The twisted combination of sex and violence that plays out on screen and in books in depictions of the American South is the region’s grim legacy from the antebellum years, wherein the rape of slaves was not only commonplace but in cases where children were produced, protected by law. The morally and sexually degraded Southern household was so often a mixture of secrecy, rape, and hypocrisy that the thematic mixing of sex and violence in the Southern Gothic genre can’t help but feel pointed. In The Night of the Hunter, Robert Mitchum’s charismatic and terrifying preacher cannot consummate his marriages so he turns to murdering widows; in Killer Joe, a victim of domestic violence is forced to fellate a chicken wing for a man’s satisfaction.
Religion seems to be a sort of disease in the film – so all-enveloping, it is as if it has been transmitted through the very air of the small town
In The Devil All the Time, this depravity is also on show. The Mitchum-esque role that Pattinson plays sees him as an even more literal predator where children are concerned, and the killer couple Carl and Sandy (Jason Clarke and Riley Keough) use sex to bait and capture their young male victims, making for a mixture of perverse sexuality. Religion, too, seems to be a sort of disease in the film, both passed on in the blood of Arvin and Leonora and so all-enveloping, it is as if it has been transmitted through the very air of the small town. It can be used as a shield to deflect from evil-doing and a cudgel to beat down others; and even among the more decent of Knockemstiff’s people, their faith is motivated by the idea of a cruel and vengeful God who demands terrible sacrifices of his followers – from the literal family pet to ritualistic murder.
The Devil All the Time is evocative in its sparse, brutal way, and its feel for the setting is striking. You can practically smell the moonshine and the blood; the fried poultry and fresh dirt. But it is also familiar; maybe even derivative.
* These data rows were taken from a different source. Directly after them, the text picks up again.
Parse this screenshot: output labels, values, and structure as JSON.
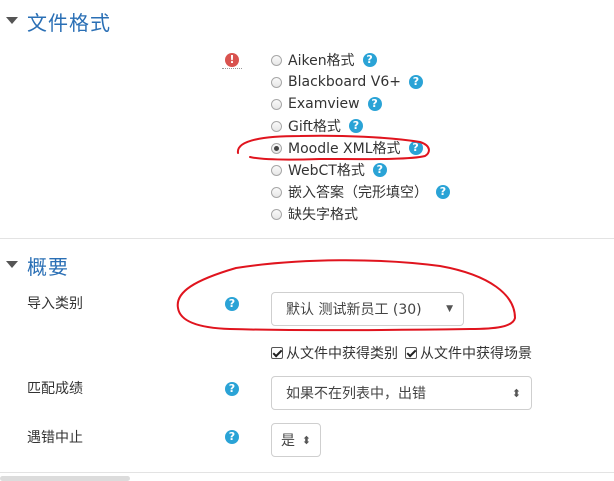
{
  "file_format": {
    "title": "文件格式",
    "options": [
      {
        "label": "Aiken格式",
        "checked": false
      },
      {
        "label": "Blackboard V6+",
        "checked": false
      },
      {
        "label": "Examview",
        "checked": false
      },
      {
        "label": "Gift格式",
        "checked": false
      },
      {
        "label": "Moodle XML格式",
        "checked": true
      },
      {
        "label": "WebCT格式",
        "checked": false
      },
      {
        "label": "嵌入答案（完形填空）",
        "checked": false
      },
      {
        "label": "缺失字格式",
        "checked": false
      }
    ]
  },
  "general": {
    "title": "概要",
    "import_category": {
      "label": "导入类别",
      "selected": "默认 测试新员工 (30)"
    },
    "checkboxes": [
      {
        "label": "从文件中获得类别",
        "checked": true
      },
      {
        "label": "从文件中获得场景",
        "checked": true
      }
    ],
    "match_grades": {
      "label": "匹配成绩",
      "selected": "如果不在列表中，出错"
    },
    "stop_on_error": {
      "label": "遇错中止",
      "selected": "是"
    }
  },
  "icons": {
    "help": "?",
    "required": "!"
  },
  "colors": {
    "section_title": "#2a6fb5",
    "help_icon": "#2aa3d6",
    "required_icon": "#d9534f",
    "annotation": "#e0141e"
  }
}
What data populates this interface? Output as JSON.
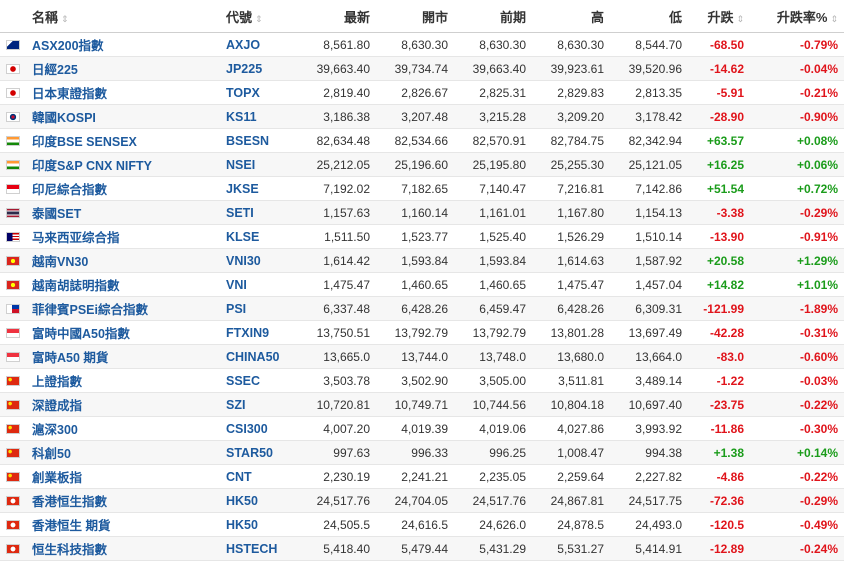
{
  "headers": {
    "name": "名稱",
    "symbol": "代號",
    "last": "最新",
    "open": "開市",
    "prev": "前期",
    "high": "高",
    "low": "低",
    "change": "升跌",
    "change_pct": "升跌率%",
    "sort_glyph": "⇕"
  },
  "colors": {
    "up": "#1b9c1b",
    "down": "#e0141b",
    "link": "#1d5a9e"
  },
  "rows": [
    {
      "flag": "au",
      "name": "ASX200指數",
      "symbol": "AXJO",
      "last": "8,561.80",
      "open": "8,630.30",
      "prev": "8,630.30",
      "high": "8,630.30",
      "low": "8,544.70",
      "change": "-68.50",
      "pct": "-0.79%"
    },
    {
      "flag": "jp",
      "name": "日經225",
      "symbol": "JP225",
      "last": "39,663.40",
      "open": "39,734.74",
      "prev": "39,663.40",
      "high": "39,923.61",
      "low": "39,520.96",
      "change": "-14.62",
      "pct": "-0.04%"
    },
    {
      "flag": "jp",
      "name": "日本東證指數",
      "symbol": "TOPX",
      "last": "2,819.40",
      "open": "2,826.67",
      "prev": "2,825.31",
      "high": "2,829.83",
      "low": "2,813.35",
      "change": "-5.91",
      "pct": "-0.21%"
    },
    {
      "flag": "kr",
      "name": "韓國KOSPI",
      "symbol": "KS11",
      "last": "3,186.38",
      "open": "3,207.48",
      "prev": "3,215.28",
      "high": "3,209.20",
      "low": "3,178.42",
      "change": "-28.90",
      "pct": "-0.90%"
    },
    {
      "flag": "in",
      "name": "印度BSE SENSEX",
      "symbol": "BSESN",
      "last": "82,634.48",
      "open": "82,534.66",
      "prev": "82,570.91",
      "high": "82,784.75",
      "low": "82,342.94",
      "change": "+63.57",
      "pct": "+0.08%"
    },
    {
      "flag": "in",
      "name": "印度S&P CNX NIFTY",
      "symbol": "NSEI",
      "last": "25,212.05",
      "open": "25,196.60",
      "prev": "25,195.80",
      "high": "25,255.30",
      "low": "25,121.05",
      "change": "+16.25",
      "pct": "+0.06%"
    },
    {
      "flag": "id",
      "name": "印尼綜合指數",
      "symbol": "JKSE",
      "last": "7,192.02",
      "open": "7,182.65",
      "prev": "7,140.47",
      "high": "7,216.81",
      "low": "7,142.86",
      "change": "+51.54",
      "pct": "+0.72%"
    },
    {
      "flag": "th",
      "name": "泰國SET",
      "symbol": "SETI",
      "last": "1,157.63",
      "open": "1,160.14",
      "prev": "1,161.01",
      "high": "1,167.80",
      "low": "1,154.13",
      "change": "-3.38",
      "pct": "-0.29%"
    },
    {
      "flag": "my",
      "name": "马来西亚综合指",
      "symbol": "KLSE",
      "last": "1,511.50",
      "open": "1,523.77",
      "prev": "1,525.40",
      "high": "1,526.29",
      "low": "1,510.14",
      "change": "-13.90",
      "pct": "-0.91%"
    },
    {
      "flag": "vn",
      "name": "越南VN30",
      "symbol": "VNI30",
      "last": "1,614.42",
      "open": "1,593.84",
      "prev": "1,593.84",
      "high": "1,614.63",
      "low": "1,587.92",
      "change": "+20.58",
      "pct": "+1.29%"
    },
    {
      "flag": "vn",
      "name": "越南胡誌明指數",
      "symbol": "VNI",
      "last": "1,475.47",
      "open": "1,460.65",
      "prev": "1,460.65",
      "high": "1,475.47",
      "low": "1,457.04",
      "change": "+14.82",
      "pct": "+1.01%"
    },
    {
      "flag": "ph",
      "name": "菲律賓PSEi綜合指數",
      "symbol": "PSI",
      "last": "6,337.48",
      "open": "6,428.26",
      "prev": "6,459.47",
      "high": "6,428.26",
      "low": "6,309.31",
      "change": "-121.99",
      "pct": "-1.89%"
    },
    {
      "flag": "sg",
      "name": "富時中國A50指數",
      "symbol": "FTXIN9",
      "last": "13,750.51",
      "open": "13,792.79",
      "prev": "13,792.79",
      "high": "13,801.28",
      "low": "13,697.49",
      "change": "-42.28",
      "pct": "-0.31%"
    },
    {
      "flag": "sg",
      "name": "富時A50 期貨",
      "symbol": "CHINA50",
      "last": "13,665.0",
      "open": "13,744.0",
      "prev": "13,748.0",
      "high": "13,680.0",
      "low": "13,664.0",
      "change": "-83.0",
      "pct": "-0.60%"
    },
    {
      "flag": "cn",
      "name": "上證指數",
      "symbol": "SSEC",
      "last": "3,503.78",
      "open": "3,502.90",
      "prev": "3,505.00",
      "high": "3,511.81",
      "low": "3,489.14",
      "change": "-1.22",
      "pct": "-0.03%"
    },
    {
      "flag": "cn",
      "name": "深證成指",
      "symbol": "SZI",
      "last": "10,720.81",
      "open": "10,749.71",
      "prev": "10,744.56",
      "high": "10,804.18",
      "low": "10,697.40",
      "change": "-23.75",
      "pct": "-0.22%"
    },
    {
      "flag": "cn",
      "name": "滬深300",
      "symbol": "CSI300",
      "last": "4,007.20",
      "open": "4,019.39",
      "prev": "4,019.06",
      "high": "4,027.86",
      "low": "3,993.92",
      "change": "-11.86",
      "pct": "-0.30%"
    },
    {
      "flag": "cn",
      "name": "科創50",
      "symbol": "STAR50",
      "last": "997.63",
      "open": "996.33",
      "prev": "996.25",
      "high": "1,008.47",
      "low": "994.38",
      "change": "+1.38",
      "pct": "+0.14%"
    },
    {
      "flag": "cn",
      "name": "創業板指",
      "symbol": "CNT",
      "last": "2,230.19",
      "open": "2,241.21",
      "prev": "2,235.05",
      "high": "2,259.64",
      "low": "2,227.82",
      "change": "-4.86",
      "pct": "-0.22%"
    },
    {
      "flag": "hk",
      "name": "香港恒生指數",
      "symbol": "HK50",
      "last": "24,517.76",
      "open": "24,704.05",
      "prev": "24,517.76",
      "high": "24,867.81",
      "low": "24,517.75",
      "change": "-72.36",
      "pct": "-0.29%"
    },
    {
      "flag": "hk",
      "name": "香港恒生 期貨",
      "symbol": "HK50",
      "last": "24,505.5",
      "open": "24,616.5",
      "prev": "24,626.0",
      "high": "24,878.5",
      "low": "24,493.0",
      "change": "-120.5",
      "pct": "-0.49%"
    },
    {
      "flag": "hk",
      "name": "恒生科技指數",
      "symbol": "HSTECH",
      "last": "5,418.40",
      "open": "5,479.44",
      "prev": "5,431.29",
      "high": "5,531.27",
      "low": "5,414.91",
      "change": "-12.89",
      "pct": "-0.24%"
    }
  ]
}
It’s hard to believe that it’s saying anything fresh about cycles of poverty or the regional – and national – ghosts of the Civil War. In a way, Campos’s film is something like its own inhabitants: too trapped by its origins, too stymied by the past. Its sledgehammer stylings and hinterland executions make for a harrowing entry into the Southern Gothic genre, leaning into the godless religiosity at the heart of this rotten worldview. But it’s uncertain as to whether it’s doing anything but repeating the pearl of wisdom we hear Arvin learn from his father: “There’s a lot of no good sonsabitches out there.”
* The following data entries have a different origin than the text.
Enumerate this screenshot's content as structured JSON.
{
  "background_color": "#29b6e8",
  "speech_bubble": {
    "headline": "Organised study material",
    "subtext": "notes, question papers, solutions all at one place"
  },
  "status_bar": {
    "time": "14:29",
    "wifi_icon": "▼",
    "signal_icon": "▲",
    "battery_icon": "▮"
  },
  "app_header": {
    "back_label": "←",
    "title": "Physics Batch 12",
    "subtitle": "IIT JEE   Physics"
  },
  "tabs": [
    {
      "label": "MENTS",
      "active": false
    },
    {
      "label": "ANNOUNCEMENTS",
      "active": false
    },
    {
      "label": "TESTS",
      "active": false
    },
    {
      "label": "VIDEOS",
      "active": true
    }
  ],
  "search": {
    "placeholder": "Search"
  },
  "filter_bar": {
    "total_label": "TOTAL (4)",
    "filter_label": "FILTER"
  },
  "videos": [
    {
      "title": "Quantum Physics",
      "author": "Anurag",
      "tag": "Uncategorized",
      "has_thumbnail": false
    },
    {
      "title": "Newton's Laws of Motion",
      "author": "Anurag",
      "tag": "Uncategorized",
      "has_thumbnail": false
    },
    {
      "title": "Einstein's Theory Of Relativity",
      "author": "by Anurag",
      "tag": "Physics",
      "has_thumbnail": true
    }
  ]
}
William Friedkin’s 2011 film Killer Joe is a piece of Southern Gothic with a more knowingly absurd, borderline camp tone (Credit: Alamy)
The borderline nihilism of the Southern Gothic feels suited to our era, in some respects. With its sense of haunted rural America, and its awareness of the tainted history of white supremacy, it’s a genre that has a lot to be said for it as a critical tool, destroying any ‘moonlight and magnolias’ romanticism of films like Gone with the Wind. In the hands of less capable artists, it can simply demonise the regional poor; in the hands of the masters of the genre, it can both humanise the characters within, and nonetheless feel damning.
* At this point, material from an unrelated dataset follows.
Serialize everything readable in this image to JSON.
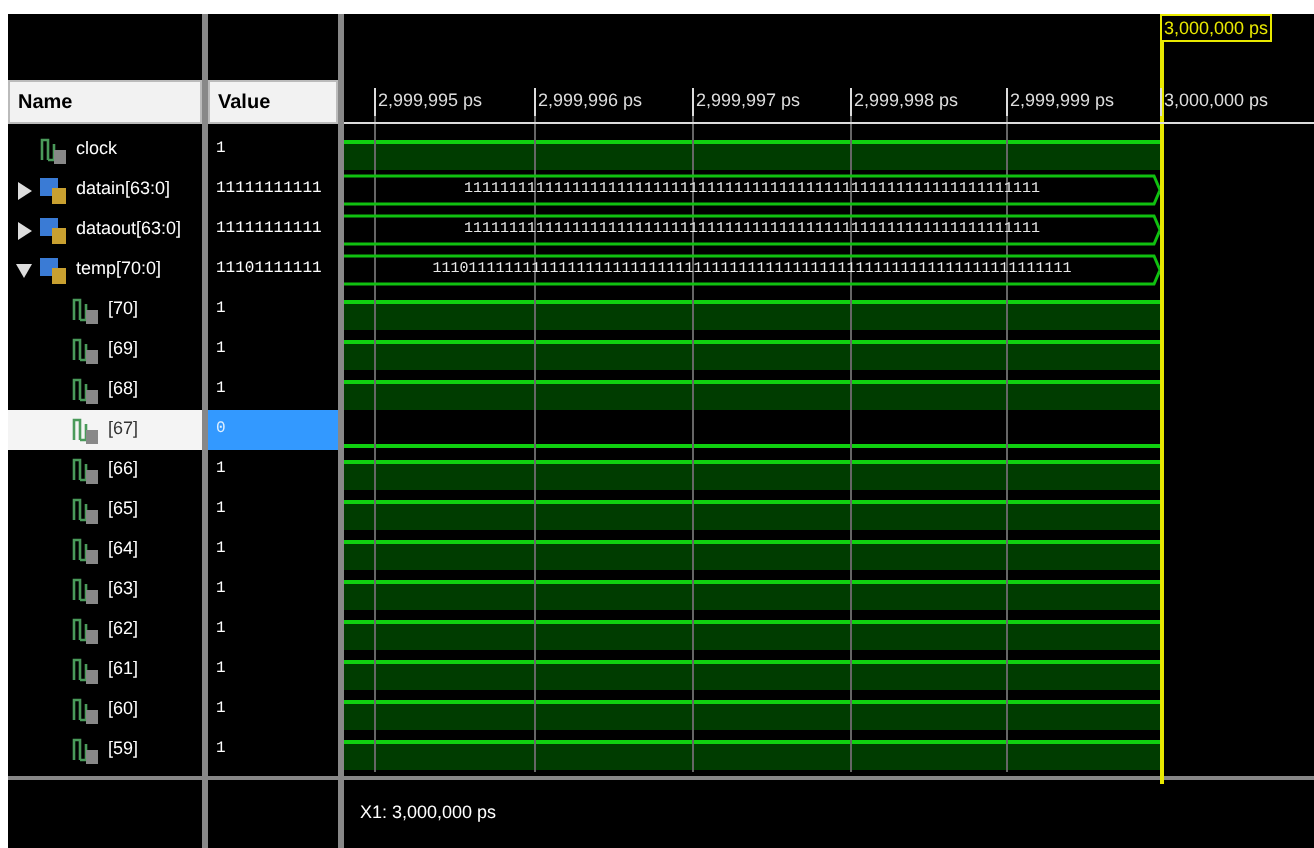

Love film and TV? Join BBC Culture Film and TV Club on Facebook, a community for cinephiles all over the world.
And if you liked this story, sign up for the weekly bbc.com features newsletter, called The Essential List. A handpicked selection of stories from BBC Future, Culture, Worklife and Travel, delivered to your inbox every Friday.